## WHAT IS EXPECTED
Please repeat every entry that follows, keeping each one exactly the same.

## Data items

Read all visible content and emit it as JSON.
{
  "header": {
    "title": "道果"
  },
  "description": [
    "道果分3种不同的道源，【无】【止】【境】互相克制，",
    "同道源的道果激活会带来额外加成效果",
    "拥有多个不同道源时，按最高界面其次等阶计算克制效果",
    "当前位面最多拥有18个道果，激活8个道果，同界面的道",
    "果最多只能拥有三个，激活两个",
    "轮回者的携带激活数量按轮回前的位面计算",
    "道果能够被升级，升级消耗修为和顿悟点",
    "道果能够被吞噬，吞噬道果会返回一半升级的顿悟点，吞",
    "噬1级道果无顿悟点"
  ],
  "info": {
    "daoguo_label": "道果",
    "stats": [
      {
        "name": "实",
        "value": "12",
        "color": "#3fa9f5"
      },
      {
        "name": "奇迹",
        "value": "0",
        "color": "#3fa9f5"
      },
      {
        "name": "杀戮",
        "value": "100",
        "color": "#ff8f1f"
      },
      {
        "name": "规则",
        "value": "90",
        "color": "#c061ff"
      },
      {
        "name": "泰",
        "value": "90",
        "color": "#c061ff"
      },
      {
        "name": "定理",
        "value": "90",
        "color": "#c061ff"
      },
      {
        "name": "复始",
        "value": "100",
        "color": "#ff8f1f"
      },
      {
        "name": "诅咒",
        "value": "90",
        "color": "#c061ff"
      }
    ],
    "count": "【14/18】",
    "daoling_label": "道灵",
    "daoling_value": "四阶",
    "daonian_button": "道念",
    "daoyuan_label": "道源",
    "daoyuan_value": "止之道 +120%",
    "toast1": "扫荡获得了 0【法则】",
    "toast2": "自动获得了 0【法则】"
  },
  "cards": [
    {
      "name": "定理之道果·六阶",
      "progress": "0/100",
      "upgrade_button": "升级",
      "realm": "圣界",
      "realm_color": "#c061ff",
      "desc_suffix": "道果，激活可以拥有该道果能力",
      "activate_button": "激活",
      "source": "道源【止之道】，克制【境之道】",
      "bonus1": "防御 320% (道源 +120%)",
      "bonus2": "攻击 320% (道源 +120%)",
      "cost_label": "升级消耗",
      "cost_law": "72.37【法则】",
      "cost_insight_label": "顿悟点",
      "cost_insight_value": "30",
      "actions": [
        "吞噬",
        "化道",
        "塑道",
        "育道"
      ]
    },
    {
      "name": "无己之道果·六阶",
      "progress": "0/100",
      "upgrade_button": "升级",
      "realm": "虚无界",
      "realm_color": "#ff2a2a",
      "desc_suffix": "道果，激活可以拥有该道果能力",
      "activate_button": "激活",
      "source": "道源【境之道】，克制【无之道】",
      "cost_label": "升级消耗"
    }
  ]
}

## ANSWER TO THIS TASK
Read all visible content and emit it as JSON.
{
  "header": {
    "title": "道果"
  },
  "description": [
    "道果分3种不同的道源，【无】【止】【境】互相克制，",
    "同道源的道果激活会带来额外加成效果",
    "拥有多个不同道源时，按最高界面其次等阶计算克制效果",
    "当前位面最多拥有18个道果，激活8个道果，同界面的道",
    "果最多只能拥有三个，激活两个",
    "轮回者的携带激活数量按轮回前的位面计算",
    "道果能够被升级，升级消耗修为和顿悟点",
    "道果能够被吞噬，吞噬道果会返回一半升级的顿悟点，吞",
    "噬1级道果无顿悟点"
  ],
  "info": {
    "daoguo_label": "道果",
    "stats": [
      {
        "name": "实",
        "value": "12",
        "color": "#3fa9f5"
      },
      {
        "name": "奇迹",
        "value": "0",
        "color": "#3fa9f5"
      },
      {
        "name": "杀戮",
        "value": "100",
        "color": "#ff8f1f"
      },
      {
        "name": "规则",
        "value": "90",
        "color": "#c061ff"
      },
      {
        "name": "泰",
        "value": "90",
        "color": "#c061ff"
      },
      {
        "name": "定理",
        "value": "90",
        "color": "#c061ff"
      },
      {
        "name": "复始",
        "value": "100",
        "color": "#ff8f1f"
      },
      {
        "name": "诅咒",
        "value": "90",
        "color": "#c061ff"
      }
    ],
    "count": "【14/18】",
    "daoling_label": "道灵",
    "daoling_value": "四阶",
    "daonian_button": "道念",
    "daoyuan_label": "道源",
    "daoyuan_value": "止之道 +120%",
    "toast1": "扫荡获得了 0【法则】",
    "toast2": "自动获得了 0【法则】"
  },
  "cards": [
    {
      "name": "定理之道果·六阶",
      "progress": "0/100",
      "upgrade_button": "升级",
      "realm": "圣界",
      "realm_color": "#c061ff",
      "desc_suffix": "道果，激活可以拥有该道果能力",
      "activate_button": "激活",
      "source": "道源【止之道】，克制【境之道】",
      "bonus1": "防御 320% (道源 +120%)",
      "bonus2": "攻击 320% (道源 +120%)",
      "cost_label": "升级消耗",
      "cost_law": "72.37【法则】",
      "cost_insight_label": "顿悟点",
      "cost_insight_value": "30",
      "actions": [
        "吞噬",
        "化道",
        "塑道",
        "育道"
      ]
    },
    {
      "name": "无己之道果·六阶",
      "progress": "0/100",
      "upgrade_button": "升级",
      "realm": "虚无界",
      "realm_color": "#ff2a2a",
      "desc_suffix": "道果，激活可以拥有该道果能力",
      "activate_button": "激活",
      "source": "道源【境之道】，克制【无之道】",
      "cost_label": "升级消耗"
    }
  ]
}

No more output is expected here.